Extracted records:
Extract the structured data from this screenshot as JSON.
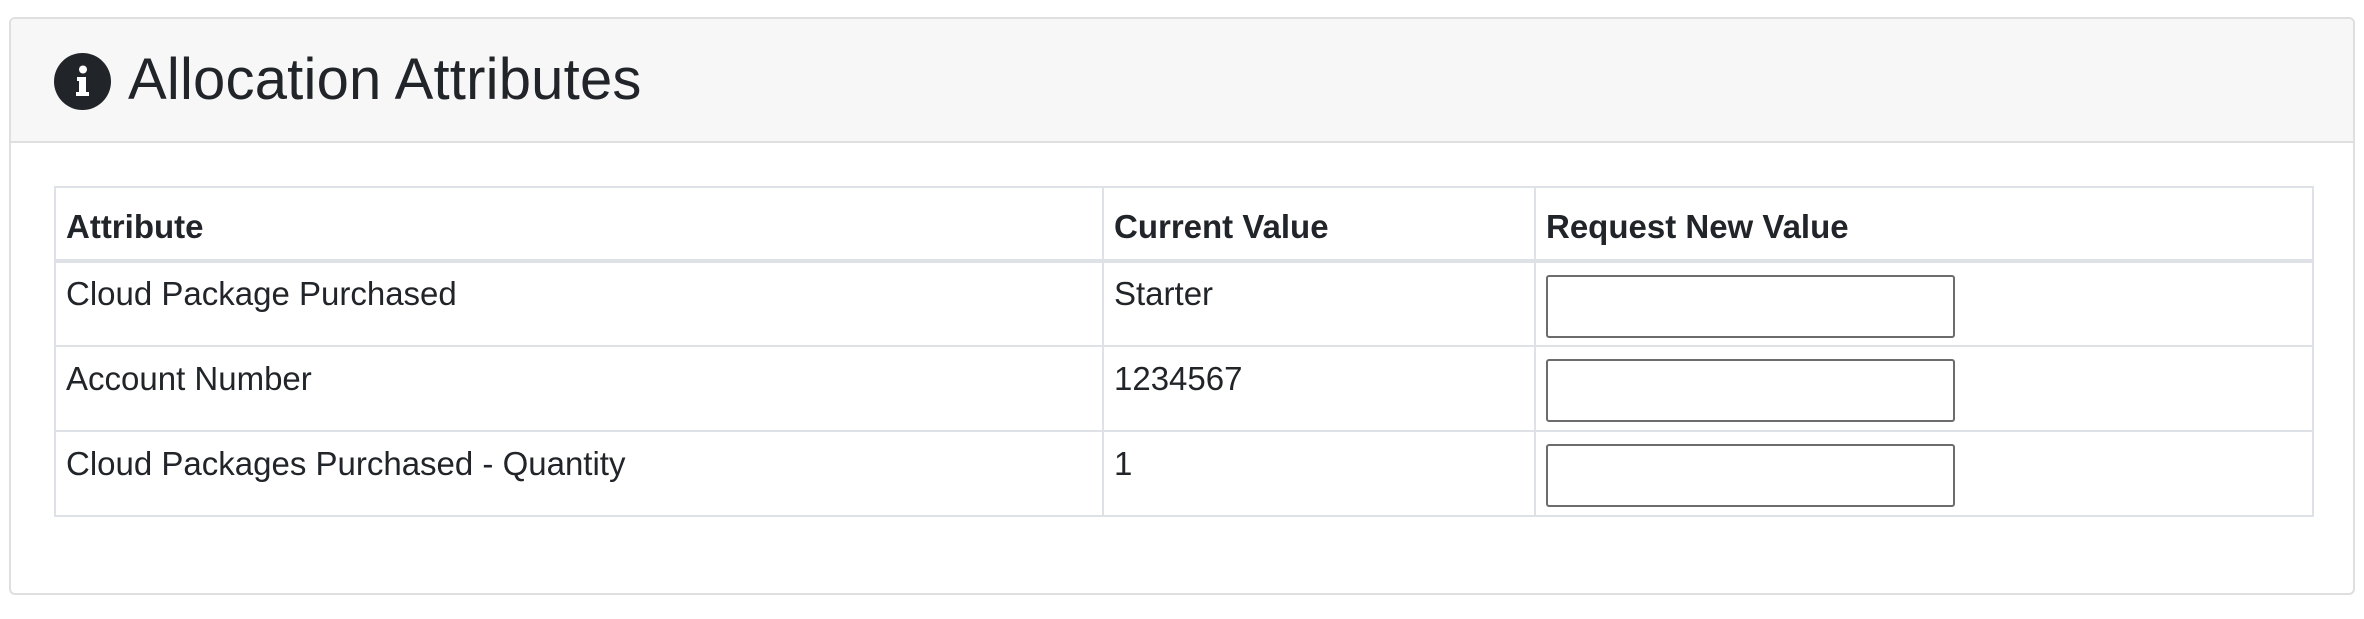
{
  "card": {
    "title": "Allocation Attributes",
    "icon": "info-circle-icon"
  },
  "table": {
    "headers": {
      "attribute": "Attribute",
      "current_value": "Current Value",
      "request_new_value": "Request New Value"
    },
    "rows": [
      {
        "attribute": "Cloud Package Purchased",
        "current_value": "Starter",
        "new_value": ""
      },
      {
        "attribute": "Account Number",
        "current_value": "1234567",
        "new_value": ""
      },
      {
        "attribute": "Cloud Packages Purchased - Quantity",
        "current_value": "1",
        "new_value": ""
      }
    ]
  },
  "colors": {
    "header_background": "#f7f7f7",
    "border": "#dee2e6",
    "text": "#212529",
    "icon_background": "#212529"
  }
}
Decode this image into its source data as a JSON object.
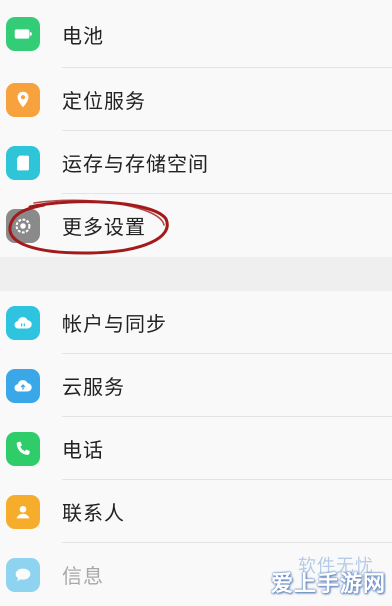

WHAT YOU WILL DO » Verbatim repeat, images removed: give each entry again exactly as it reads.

COMPLETED EXERCISE »
Extract the structured data from this screenshot as JSON.
{
  "card": {
    "title": "Allocation Attributes",
    "icon": "info-circle-icon"
  },
  "table": {
    "headers": {
      "attribute": "Attribute",
      "current_value": "Current Value",
      "request_new_value": "Request New Value"
    },
    "rows": [
      {
        "attribute": "Cloud Package Purchased",
        "current_value": "Starter",
        "new_value": ""
      },
      {
        "attribute": "Account Number",
        "current_value": "1234567",
        "new_value": ""
      },
      {
        "attribute": "Cloud Packages Purchased - Quantity",
        "current_value": "1",
        "new_value": ""
      }
    ]
  },
  "colors": {
    "header_background": "#f7f7f7",
    "border": "#dee2e6",
    "text": "#212529",
    "icon_background": "#212529"
  }
}
Decode this image into its source data as a JSON object.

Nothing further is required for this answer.